I know it’s been months since Sensory has blogged and I thank you for pinging me to ask what’s going on…Well, lot’s going on at Sensory. There are  really 3 areas that we are putting a strategic focus on, and I’ll briefly mention each:

  1. Applications. We have put our first applications into the Google Play store, and it is our goal over the coming year to put increased focus on making applications and in particular making good user experiences through Sensory technologies in these applications.
    Download AppLock or VoiceDial
    These are both free products and more intended as a means to help tune our models and get real user feedback to refine the applications so they delight end users! We will offer the applications with the technology to our mobile, tablet, and PC customers so they can build them directly into their customers’ user experience.
  2. Authentication. Sensory has been a leader in embedded voice authentication for years. Over the past year, though, we have placed increase focus in this area, and we have some EXCELLENT voice authentication technologies that we will be rolling out into our SDK’s in the months ahead.
    Of course, we aren’t just investing in voice! We have a vision program in place and our vision focus is also on authentication. We call this fusion of voice and vision TrulySecure™, and we think it offers the best security with the most convenience. Try out AppLock in the above link and I hope you will agree that it’s great.
  3. TrulyNatural™. For many years now, Sensory has been a leader in on device speech recognition. We have seen our customers going to cloud-based solutions for the more complex and large vocabulary tasks. In the near future this will no longer be necessary! We have built from the ground up an embedded deep neural net implementation with FST, bag of words, robust semantic parsing and all the goodies you might expect from a state of the art large vocabulary speech recognition solution! We recently benchmarked a 500,000 word vocabulary and we are measuring about a 10% word error rate (WER). On smaller 5K vocabulary tasks the WER is down to the 7-8% range. This is as good as or better than today’s published state-of-the-art cloud based solutions!

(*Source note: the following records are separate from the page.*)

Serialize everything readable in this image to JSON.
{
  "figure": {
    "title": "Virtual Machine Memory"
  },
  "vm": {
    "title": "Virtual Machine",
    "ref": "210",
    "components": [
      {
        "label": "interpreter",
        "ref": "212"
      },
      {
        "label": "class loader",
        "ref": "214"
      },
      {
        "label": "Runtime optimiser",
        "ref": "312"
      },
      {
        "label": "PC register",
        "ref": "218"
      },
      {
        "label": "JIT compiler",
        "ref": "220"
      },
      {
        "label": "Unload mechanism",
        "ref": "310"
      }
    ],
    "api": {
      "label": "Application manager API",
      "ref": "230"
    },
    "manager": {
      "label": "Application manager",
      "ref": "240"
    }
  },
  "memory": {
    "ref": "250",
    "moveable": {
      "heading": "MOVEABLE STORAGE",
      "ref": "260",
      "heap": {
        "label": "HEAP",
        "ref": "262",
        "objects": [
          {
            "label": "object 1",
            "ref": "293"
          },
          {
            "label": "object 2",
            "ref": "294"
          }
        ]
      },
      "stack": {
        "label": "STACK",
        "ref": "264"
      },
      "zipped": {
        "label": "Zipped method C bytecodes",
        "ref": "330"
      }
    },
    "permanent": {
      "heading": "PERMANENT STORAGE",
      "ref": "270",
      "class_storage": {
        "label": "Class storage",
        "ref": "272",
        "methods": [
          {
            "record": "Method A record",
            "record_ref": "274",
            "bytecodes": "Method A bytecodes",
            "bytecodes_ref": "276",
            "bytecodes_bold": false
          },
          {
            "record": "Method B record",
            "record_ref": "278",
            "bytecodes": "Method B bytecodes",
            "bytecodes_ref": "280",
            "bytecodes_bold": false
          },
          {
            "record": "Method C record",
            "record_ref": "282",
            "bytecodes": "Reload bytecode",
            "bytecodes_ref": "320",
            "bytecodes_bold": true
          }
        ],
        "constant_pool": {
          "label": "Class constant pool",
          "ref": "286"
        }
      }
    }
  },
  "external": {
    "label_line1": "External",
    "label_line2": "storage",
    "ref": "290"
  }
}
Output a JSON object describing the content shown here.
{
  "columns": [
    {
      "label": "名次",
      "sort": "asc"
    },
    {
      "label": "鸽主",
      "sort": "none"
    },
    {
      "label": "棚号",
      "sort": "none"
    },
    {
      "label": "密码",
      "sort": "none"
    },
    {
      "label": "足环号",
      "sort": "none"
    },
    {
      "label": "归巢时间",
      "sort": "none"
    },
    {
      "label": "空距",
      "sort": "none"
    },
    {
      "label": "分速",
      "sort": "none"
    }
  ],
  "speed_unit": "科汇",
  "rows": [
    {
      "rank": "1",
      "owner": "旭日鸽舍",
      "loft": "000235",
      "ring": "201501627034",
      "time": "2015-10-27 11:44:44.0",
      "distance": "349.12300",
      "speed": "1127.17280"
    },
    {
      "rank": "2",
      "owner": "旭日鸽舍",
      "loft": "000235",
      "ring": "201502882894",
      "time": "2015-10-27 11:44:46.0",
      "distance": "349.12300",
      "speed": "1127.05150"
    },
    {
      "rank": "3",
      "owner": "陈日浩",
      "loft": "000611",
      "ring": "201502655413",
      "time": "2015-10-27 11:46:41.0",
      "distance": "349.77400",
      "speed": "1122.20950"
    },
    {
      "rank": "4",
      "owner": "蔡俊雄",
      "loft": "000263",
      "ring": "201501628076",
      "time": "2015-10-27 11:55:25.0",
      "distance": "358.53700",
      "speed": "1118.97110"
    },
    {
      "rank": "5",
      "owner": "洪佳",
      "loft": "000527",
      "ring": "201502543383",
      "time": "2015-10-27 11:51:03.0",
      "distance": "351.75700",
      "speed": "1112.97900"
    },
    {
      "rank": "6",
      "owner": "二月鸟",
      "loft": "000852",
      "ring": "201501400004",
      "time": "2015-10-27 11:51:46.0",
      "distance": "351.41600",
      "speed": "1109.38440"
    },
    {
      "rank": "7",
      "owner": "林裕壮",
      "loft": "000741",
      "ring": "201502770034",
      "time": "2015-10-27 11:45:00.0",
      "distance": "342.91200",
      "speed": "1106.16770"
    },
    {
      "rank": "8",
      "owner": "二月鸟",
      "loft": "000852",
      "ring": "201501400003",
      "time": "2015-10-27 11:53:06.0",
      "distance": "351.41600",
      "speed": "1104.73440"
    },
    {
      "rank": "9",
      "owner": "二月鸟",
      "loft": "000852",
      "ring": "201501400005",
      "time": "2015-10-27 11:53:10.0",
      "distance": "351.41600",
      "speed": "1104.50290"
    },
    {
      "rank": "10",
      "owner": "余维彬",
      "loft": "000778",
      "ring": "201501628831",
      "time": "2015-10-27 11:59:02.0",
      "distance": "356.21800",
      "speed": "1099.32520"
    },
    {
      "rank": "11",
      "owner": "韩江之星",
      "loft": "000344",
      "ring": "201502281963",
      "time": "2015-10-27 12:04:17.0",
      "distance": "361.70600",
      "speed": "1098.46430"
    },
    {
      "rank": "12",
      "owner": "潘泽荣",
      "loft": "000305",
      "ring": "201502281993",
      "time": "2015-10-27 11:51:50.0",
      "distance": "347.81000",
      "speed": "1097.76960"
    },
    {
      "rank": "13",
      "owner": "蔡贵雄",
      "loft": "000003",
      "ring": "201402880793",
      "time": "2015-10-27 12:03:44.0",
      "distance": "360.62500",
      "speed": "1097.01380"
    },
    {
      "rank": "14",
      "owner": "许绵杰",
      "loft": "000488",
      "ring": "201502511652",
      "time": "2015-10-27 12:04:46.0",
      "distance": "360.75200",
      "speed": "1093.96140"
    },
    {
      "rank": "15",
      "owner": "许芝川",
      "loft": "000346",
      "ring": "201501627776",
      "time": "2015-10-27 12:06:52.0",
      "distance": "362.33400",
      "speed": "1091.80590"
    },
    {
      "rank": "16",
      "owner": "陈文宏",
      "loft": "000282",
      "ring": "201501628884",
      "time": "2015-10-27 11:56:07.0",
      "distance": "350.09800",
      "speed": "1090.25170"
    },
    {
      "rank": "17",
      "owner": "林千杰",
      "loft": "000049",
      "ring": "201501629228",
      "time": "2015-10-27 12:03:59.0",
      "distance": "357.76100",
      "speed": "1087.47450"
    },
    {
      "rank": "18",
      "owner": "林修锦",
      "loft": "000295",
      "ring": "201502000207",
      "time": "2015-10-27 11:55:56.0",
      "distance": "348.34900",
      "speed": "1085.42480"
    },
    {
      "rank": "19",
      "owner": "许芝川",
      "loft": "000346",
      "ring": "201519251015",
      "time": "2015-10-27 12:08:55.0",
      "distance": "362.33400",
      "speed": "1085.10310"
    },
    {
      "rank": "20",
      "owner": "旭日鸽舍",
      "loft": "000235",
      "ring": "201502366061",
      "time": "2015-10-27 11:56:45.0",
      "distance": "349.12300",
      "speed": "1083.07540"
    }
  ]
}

Of course, there’s a lot more going on than just this…we recently announced partnerships with Intel and Nok Nok Labs, and we have further lowered power consumption in touchless control and always-on voice systems with the addition of our hardware block for low power sound detection.

Happy 2015!